Calls for a meeting with Chancellor George Osborne to find a way of progressing plans for a £1.6bn West Yorkshire Plus Transport Fund received cross-party support at today’s West Yorkshire Combined Authority (WYCA) meeting.
At the meeting members were told that despite a deal having been reached over the Transport Fund as part of setting up the Combined Authority, Ministers are continuing to drag their feet. They heard that last week Treasury Minister Danny Alexander had cancelled a meeting on the Fund at short notice. Mr Alexander had declined to meet with West Yorkshire leaders despite them offering to travel to Scotland so the discussions could go ahead.

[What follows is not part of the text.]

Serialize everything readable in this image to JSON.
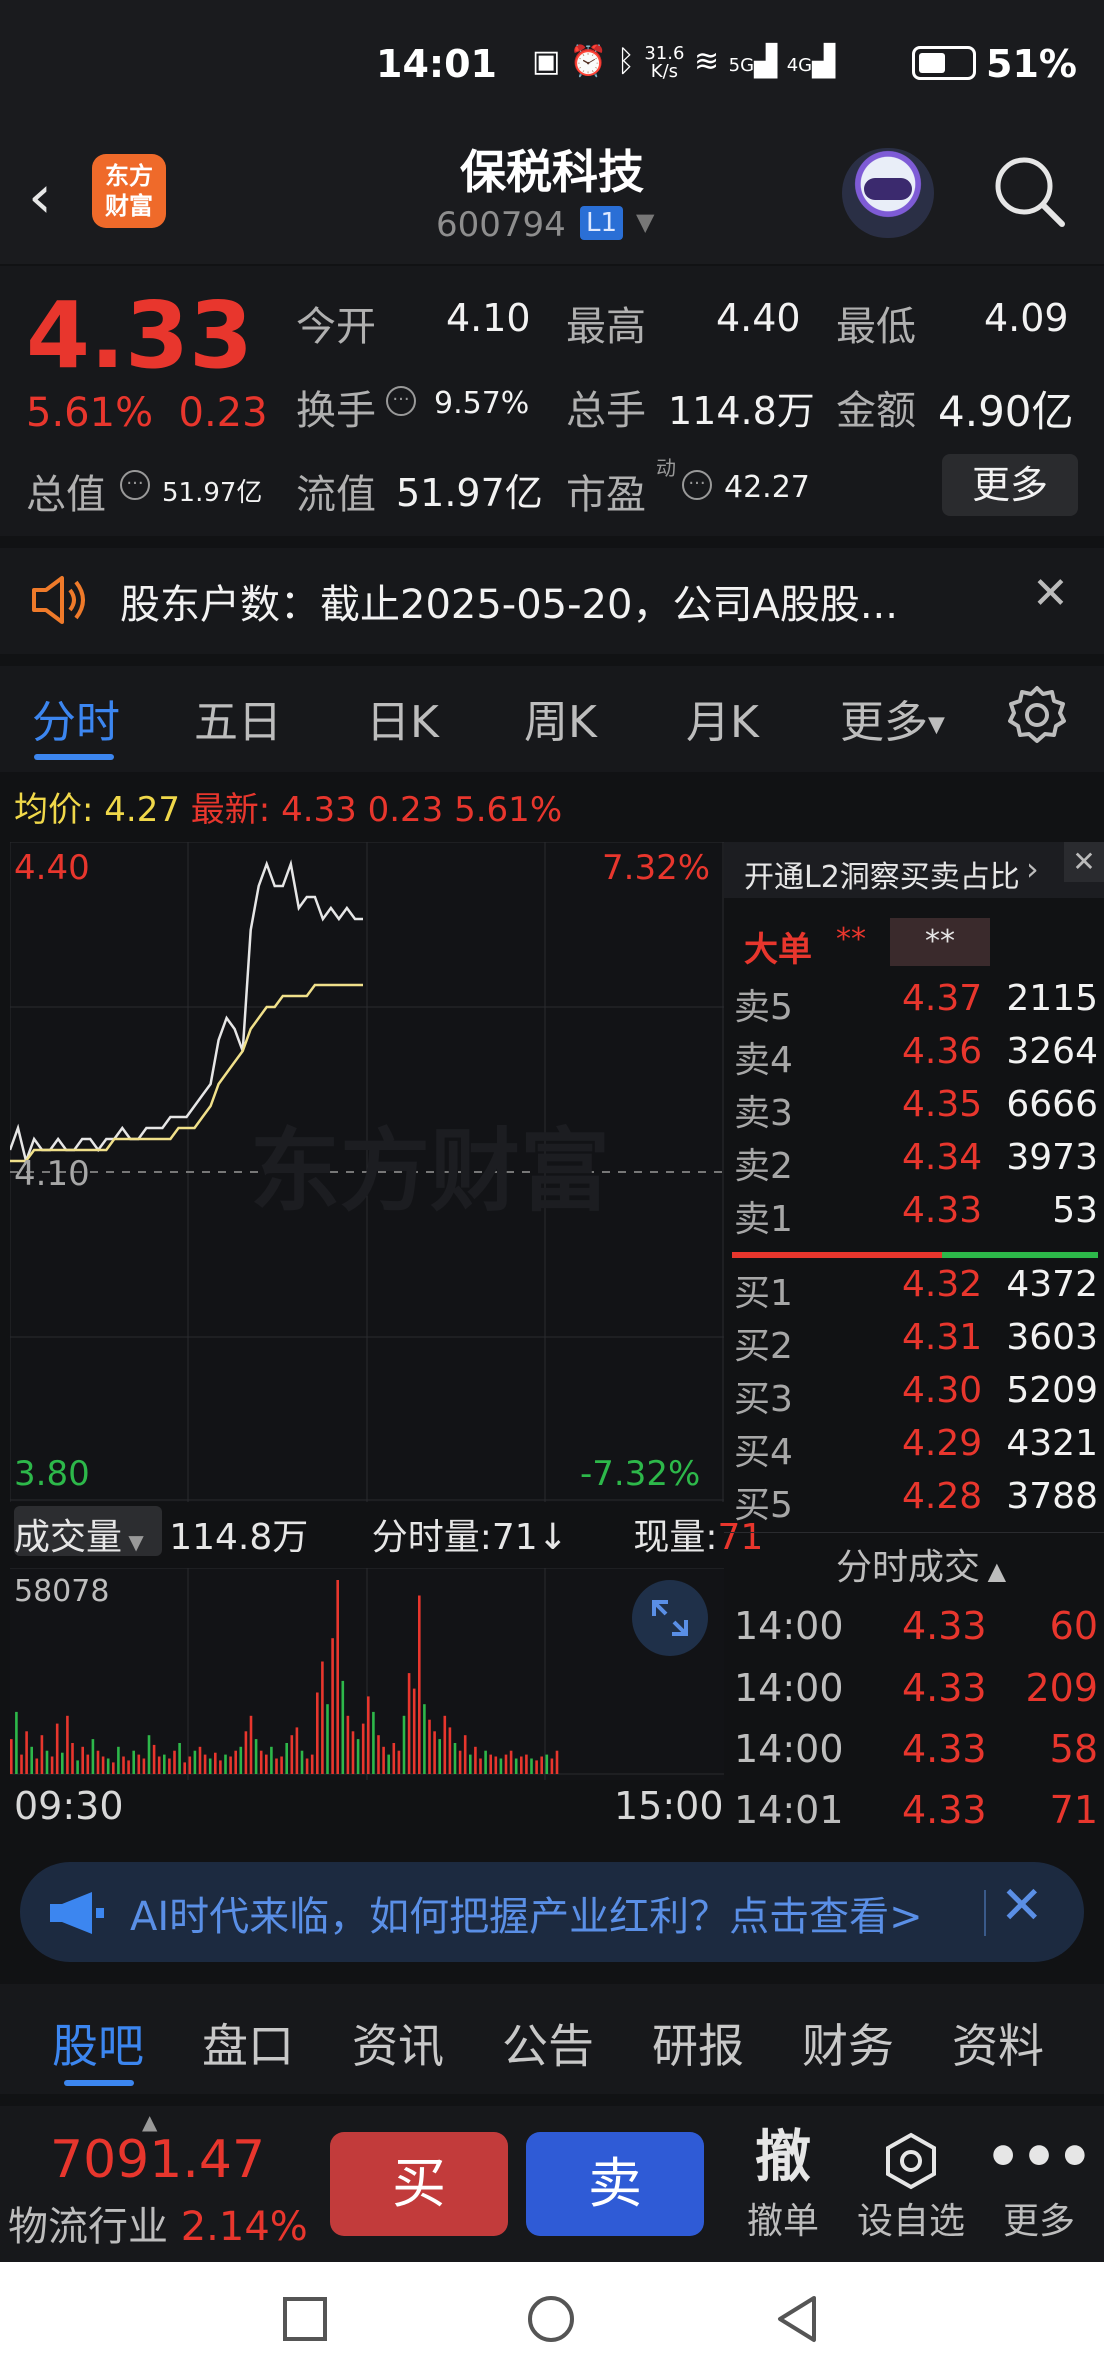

Combined Authority Chair, Cllr Peter Box said, “Throughout our negotiations with Government over establishing the Combined Authority, George Osborne was committed to proposals for devolving transport spending in line with our proposals.
“There is no reason to believe that Mr Osborne is no longer committed so we need a meeting with him as soon as possible to find a way to break through the current stalemate since it is the Treasury we are being told is blocking the deal.
“We are not asking for a hand-out from the Government. We are simply seeking a way of raising revenues locally to realise these schemes that will deliver 20,000 real jobs and £2.4bn GVA.”
Leeds City Council Leader and Combined Authority member Cllr Keith Wakefield said, “During the City Deal negotiations, which resulted in the setting up the Combined Authority, we agreed a deal with Ministers over establishing the Transport Fund, which could be seen as a contract.
“We have gone back to them with alternative proposals of how we can make it work but we’re being stonewalled. If we cannot now get agreement from the government, the Combined Authority is going to struggle to achieve its aims.”
Leeds City Councillor and Combined Authority member Cllr Andrew Carter said,“This may be a case of there not being joined-up thinking between the various Government departments involved in these discussions but the Treasury holds the purse strings and it is George Osborne we should be speaking to.”
Roger Marsh, Combined Authority member and Chair of the Leeds City Region Enterprise Partnership (LEP) said that the Transport Fund is one of the key pillars upon which the City Region’s transformational Strategic Economic Plan has been built and that without it major game-changing schemes such as HS2 would deliver ‘sub-optimal results regionally and nationally.”
At its initial April meeting the WYCA heard that the proposals for the fund had been accepted by senior ministers, including Deputy Prime Minister Nick Clegg and Local Government Secretary Eric Pickles but that the Government’s position had subsequently changed, due to new Council Tax rules that would prevent the Combined Authority raising funding locally as intended.
Today’s meeting of the Combined Authority also adopted the LEP’s Strategic Economic Plan (SEP) as its overall economic plan with a commitment to monitoring and reporting progress on how the plan’s implementation is being delivered. Submitted to government in March, the SEP will access a portion of the government’s £2bn Local Growth Fund to unlock the City Region’s immense potential, becoming the growth engine for the north and in turn, the nation. The outcome of this process is due in July 2014.
The planned £1.6bn West Yorkshire Transport Fund has been designed to reduce congestion, improve the flow of freight and make it easier for people to commute to and from centres and expected major growth areas. This will help create up to 20,000 new jobs over the next 10 years and increasing economic output by £1bn per year.
Among the almost 30 schemes that could be progressed through the Fund are the Wakefield Eastern Relief Road, enhancements to the areas around Bradford’s Interchange and Forster Square rail stations, York outer ring road, the Leeds Station MasterPlan and improvements to the Cooper Bridge junction near Huddersfield and to Halifax Station.
Proposals that would see Fund projects that grow the local economy receiving ‘earn back’ from the Treasury were originally accepted by senior Ministers but a later change to Council Tax ruling that would prevent councils raising funds locally as intended has thwarted the Combined Authority’s plans.